Should a line in the entries below contain "Desire", return that line.

Start of DATA RECORDS

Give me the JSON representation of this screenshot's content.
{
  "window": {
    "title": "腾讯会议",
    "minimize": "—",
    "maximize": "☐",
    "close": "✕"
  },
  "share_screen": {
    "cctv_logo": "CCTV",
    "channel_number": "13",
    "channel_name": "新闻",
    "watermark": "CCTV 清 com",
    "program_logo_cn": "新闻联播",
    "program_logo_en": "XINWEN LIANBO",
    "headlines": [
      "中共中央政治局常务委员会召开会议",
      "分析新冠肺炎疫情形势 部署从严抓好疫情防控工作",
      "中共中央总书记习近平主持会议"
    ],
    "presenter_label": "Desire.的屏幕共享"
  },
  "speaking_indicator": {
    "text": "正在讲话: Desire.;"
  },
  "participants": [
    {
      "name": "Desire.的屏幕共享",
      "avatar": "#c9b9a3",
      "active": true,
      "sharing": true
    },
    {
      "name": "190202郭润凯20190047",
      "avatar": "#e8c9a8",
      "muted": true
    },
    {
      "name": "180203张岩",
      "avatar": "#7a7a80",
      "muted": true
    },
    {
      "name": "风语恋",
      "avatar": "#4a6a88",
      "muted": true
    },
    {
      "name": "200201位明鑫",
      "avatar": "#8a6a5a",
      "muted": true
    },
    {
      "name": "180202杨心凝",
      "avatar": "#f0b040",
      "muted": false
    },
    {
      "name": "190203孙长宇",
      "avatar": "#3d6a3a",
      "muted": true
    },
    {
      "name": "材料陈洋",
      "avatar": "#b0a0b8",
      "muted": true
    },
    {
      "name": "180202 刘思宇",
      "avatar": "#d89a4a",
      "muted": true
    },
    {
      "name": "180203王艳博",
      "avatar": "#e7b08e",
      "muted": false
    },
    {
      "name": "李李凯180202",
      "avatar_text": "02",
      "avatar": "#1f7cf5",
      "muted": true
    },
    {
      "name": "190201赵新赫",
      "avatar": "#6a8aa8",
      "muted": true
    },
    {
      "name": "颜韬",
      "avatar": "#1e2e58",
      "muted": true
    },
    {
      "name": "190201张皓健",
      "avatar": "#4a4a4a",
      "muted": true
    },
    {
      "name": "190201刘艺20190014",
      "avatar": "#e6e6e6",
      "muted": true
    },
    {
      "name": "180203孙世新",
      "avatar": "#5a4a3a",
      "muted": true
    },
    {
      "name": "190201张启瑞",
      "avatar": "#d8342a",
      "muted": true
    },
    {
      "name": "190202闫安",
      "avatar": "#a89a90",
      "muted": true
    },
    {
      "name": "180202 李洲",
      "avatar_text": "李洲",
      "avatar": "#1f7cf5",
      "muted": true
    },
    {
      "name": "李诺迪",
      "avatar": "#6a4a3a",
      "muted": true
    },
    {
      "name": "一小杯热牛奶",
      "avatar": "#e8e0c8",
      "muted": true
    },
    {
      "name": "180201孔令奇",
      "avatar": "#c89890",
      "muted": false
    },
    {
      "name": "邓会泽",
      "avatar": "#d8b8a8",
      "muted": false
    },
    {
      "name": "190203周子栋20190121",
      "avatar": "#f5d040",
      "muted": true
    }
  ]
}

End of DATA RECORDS

REPLY:
    "presenter_label": "Desire.的屏幕共享"
    "text": "正在讲话: Desire.;"
      "name": "Desire.的屏幕共享",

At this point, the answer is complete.